Work to complete –
Within the records, how many lines hold the word "IDLER"? State that number alone.
··· Records to process
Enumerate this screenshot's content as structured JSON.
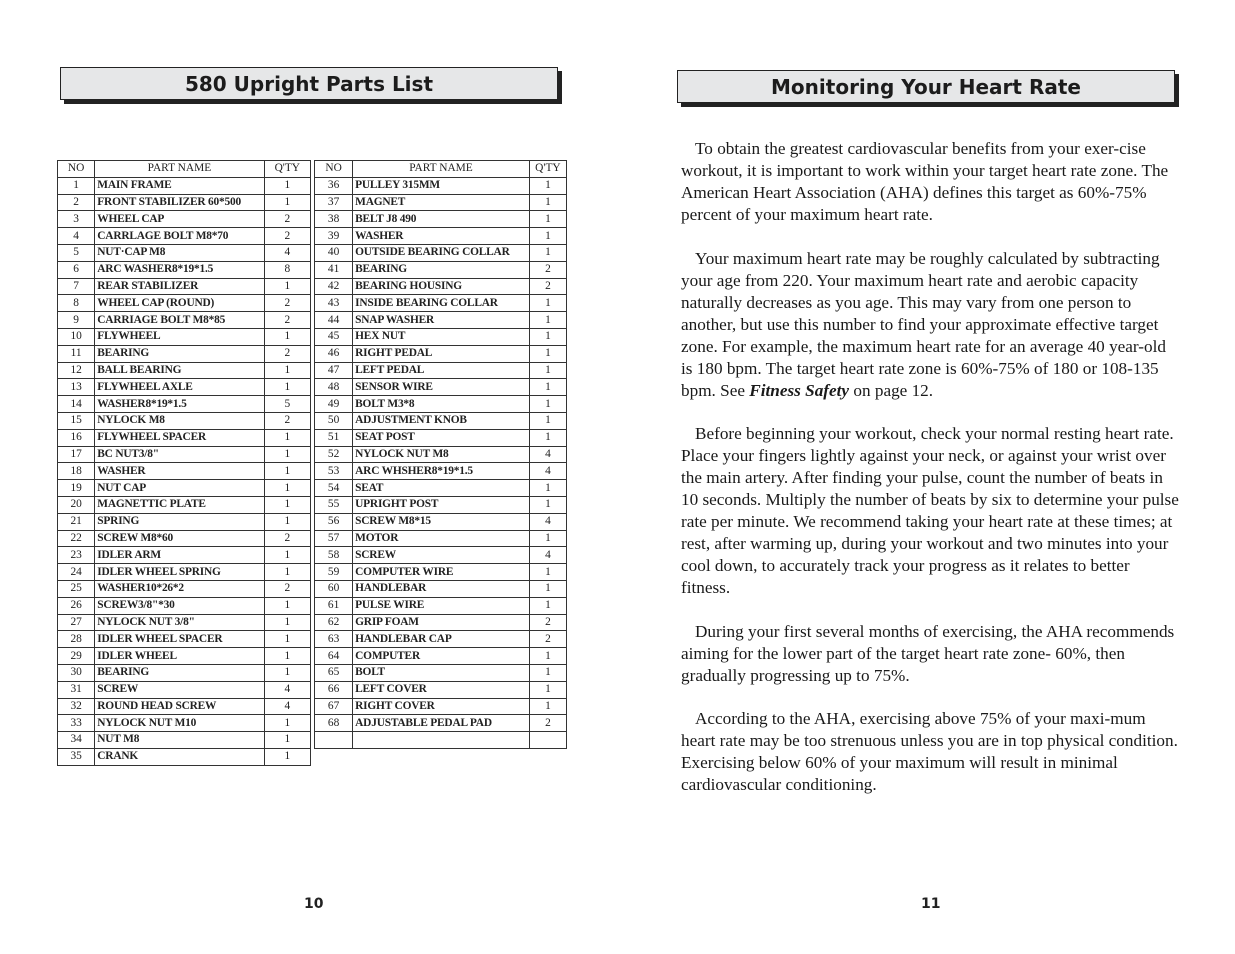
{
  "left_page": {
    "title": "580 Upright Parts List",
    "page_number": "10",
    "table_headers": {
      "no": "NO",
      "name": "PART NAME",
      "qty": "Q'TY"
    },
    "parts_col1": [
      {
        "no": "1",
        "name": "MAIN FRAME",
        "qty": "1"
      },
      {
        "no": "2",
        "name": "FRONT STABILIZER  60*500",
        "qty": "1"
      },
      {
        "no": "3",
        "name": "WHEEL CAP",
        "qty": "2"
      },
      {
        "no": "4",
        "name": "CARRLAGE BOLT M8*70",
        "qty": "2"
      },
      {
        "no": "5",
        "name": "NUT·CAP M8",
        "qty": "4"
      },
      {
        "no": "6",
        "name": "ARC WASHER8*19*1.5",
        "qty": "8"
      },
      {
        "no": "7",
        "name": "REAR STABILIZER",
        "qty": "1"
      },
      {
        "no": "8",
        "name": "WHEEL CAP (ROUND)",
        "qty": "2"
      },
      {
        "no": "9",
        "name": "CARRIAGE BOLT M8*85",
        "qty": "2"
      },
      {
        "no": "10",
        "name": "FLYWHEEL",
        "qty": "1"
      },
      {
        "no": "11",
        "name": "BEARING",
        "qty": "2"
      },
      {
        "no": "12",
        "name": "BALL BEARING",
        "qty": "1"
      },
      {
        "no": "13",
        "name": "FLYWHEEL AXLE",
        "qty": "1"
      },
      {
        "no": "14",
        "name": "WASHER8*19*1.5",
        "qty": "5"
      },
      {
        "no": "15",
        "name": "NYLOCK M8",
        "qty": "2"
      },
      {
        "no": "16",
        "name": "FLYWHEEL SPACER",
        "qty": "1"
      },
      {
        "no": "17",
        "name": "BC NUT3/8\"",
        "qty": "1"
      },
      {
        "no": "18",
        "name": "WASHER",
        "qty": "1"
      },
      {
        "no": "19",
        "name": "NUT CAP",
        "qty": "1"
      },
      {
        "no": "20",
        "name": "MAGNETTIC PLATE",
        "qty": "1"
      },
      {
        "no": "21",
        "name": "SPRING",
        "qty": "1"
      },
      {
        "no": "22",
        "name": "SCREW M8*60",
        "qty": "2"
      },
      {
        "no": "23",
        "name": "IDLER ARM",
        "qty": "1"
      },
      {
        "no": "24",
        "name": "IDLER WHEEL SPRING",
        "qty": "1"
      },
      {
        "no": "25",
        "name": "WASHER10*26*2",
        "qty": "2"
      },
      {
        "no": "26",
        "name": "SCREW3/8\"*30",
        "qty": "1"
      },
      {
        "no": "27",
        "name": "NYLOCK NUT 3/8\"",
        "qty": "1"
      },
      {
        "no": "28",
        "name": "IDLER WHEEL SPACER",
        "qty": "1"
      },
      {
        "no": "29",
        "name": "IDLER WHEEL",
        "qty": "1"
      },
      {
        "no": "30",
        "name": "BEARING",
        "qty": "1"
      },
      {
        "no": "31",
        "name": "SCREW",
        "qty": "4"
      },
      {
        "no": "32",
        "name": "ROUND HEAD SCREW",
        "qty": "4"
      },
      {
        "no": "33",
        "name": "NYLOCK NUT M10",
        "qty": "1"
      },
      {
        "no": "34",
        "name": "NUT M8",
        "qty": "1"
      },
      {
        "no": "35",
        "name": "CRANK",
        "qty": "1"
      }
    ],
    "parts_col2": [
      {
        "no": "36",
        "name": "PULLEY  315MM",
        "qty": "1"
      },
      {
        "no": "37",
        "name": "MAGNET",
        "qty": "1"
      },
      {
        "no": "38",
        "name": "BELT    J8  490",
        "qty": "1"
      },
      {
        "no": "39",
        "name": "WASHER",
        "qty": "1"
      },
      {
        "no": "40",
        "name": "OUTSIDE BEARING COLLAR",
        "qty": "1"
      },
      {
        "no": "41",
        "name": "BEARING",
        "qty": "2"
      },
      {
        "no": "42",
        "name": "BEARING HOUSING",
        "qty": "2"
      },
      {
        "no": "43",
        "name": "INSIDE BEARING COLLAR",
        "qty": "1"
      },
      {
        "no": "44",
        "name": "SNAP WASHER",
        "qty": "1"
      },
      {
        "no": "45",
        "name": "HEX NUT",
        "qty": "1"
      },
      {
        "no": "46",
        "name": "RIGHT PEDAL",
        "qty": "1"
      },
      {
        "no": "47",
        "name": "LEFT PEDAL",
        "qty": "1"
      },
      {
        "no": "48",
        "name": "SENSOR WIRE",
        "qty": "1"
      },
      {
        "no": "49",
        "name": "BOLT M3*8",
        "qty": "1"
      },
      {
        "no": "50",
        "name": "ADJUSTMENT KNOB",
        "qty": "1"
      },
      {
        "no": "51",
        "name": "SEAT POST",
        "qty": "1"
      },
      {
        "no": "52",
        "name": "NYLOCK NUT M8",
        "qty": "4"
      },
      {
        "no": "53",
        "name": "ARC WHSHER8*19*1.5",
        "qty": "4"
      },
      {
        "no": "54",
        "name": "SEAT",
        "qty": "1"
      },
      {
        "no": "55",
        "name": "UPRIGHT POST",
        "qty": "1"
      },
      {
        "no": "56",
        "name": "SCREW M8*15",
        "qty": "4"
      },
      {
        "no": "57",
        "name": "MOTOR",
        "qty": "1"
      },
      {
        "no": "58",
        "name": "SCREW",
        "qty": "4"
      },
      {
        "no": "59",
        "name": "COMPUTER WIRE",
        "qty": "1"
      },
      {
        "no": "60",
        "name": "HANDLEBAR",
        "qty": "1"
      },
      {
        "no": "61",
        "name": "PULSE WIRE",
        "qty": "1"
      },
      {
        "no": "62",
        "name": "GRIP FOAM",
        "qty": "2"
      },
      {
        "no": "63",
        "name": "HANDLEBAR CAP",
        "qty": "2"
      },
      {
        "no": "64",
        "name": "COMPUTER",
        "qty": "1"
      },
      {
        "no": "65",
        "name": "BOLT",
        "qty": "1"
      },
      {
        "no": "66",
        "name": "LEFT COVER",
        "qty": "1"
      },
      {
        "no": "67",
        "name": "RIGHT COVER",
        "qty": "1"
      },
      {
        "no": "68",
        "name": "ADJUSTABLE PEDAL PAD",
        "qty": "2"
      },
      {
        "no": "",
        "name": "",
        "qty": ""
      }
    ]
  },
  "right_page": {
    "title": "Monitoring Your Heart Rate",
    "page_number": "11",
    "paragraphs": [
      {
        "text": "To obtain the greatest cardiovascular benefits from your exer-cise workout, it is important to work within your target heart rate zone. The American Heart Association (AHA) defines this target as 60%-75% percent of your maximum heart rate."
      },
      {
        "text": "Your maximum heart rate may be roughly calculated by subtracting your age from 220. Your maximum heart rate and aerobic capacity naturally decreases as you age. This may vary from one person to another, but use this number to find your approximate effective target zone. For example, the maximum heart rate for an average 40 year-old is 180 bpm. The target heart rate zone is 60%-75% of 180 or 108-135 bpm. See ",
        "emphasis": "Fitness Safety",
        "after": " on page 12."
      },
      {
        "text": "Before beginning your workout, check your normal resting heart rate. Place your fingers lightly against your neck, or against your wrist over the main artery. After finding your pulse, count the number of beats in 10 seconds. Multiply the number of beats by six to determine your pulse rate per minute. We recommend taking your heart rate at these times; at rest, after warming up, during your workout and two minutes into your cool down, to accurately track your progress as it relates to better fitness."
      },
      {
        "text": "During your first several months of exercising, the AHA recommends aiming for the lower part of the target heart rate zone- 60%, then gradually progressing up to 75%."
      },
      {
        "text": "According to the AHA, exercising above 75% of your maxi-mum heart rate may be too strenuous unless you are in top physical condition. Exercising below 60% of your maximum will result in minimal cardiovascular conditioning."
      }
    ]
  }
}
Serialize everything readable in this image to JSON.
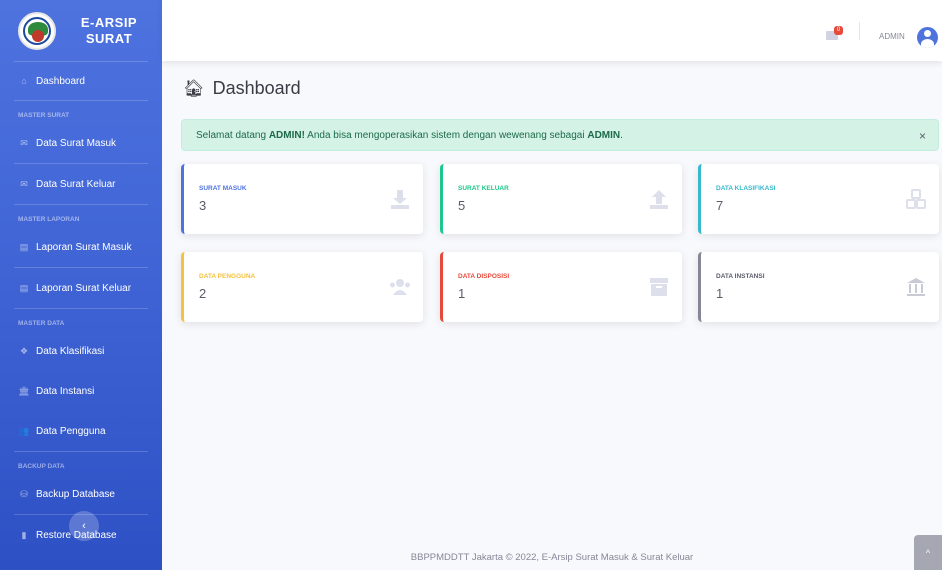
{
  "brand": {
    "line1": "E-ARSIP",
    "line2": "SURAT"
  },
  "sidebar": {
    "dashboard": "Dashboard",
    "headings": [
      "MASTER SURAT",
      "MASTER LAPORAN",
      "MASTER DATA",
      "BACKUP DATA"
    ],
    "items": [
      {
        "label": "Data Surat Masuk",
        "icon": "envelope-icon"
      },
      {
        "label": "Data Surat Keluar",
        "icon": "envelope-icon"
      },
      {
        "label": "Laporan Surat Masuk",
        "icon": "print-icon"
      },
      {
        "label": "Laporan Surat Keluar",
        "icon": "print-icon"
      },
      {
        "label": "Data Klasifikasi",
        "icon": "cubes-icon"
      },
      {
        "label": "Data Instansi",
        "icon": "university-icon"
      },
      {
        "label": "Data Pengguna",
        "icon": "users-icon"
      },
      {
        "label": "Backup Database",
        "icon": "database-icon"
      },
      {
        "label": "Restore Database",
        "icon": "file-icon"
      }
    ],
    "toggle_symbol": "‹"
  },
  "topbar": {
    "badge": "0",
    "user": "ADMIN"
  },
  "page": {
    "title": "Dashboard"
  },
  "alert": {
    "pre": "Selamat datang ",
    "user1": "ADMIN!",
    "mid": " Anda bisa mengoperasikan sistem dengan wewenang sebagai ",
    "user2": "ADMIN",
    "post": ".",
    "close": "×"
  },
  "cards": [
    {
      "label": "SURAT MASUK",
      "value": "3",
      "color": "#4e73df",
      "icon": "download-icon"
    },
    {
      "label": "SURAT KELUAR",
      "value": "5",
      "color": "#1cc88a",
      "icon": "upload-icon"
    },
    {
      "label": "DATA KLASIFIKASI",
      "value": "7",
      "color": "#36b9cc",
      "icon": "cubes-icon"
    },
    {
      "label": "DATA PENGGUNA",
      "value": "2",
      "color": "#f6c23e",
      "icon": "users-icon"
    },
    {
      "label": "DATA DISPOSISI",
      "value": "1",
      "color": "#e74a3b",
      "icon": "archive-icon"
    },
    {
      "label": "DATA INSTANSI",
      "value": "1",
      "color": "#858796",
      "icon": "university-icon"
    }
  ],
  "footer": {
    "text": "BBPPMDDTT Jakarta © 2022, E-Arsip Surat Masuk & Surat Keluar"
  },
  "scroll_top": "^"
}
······
Reply –
4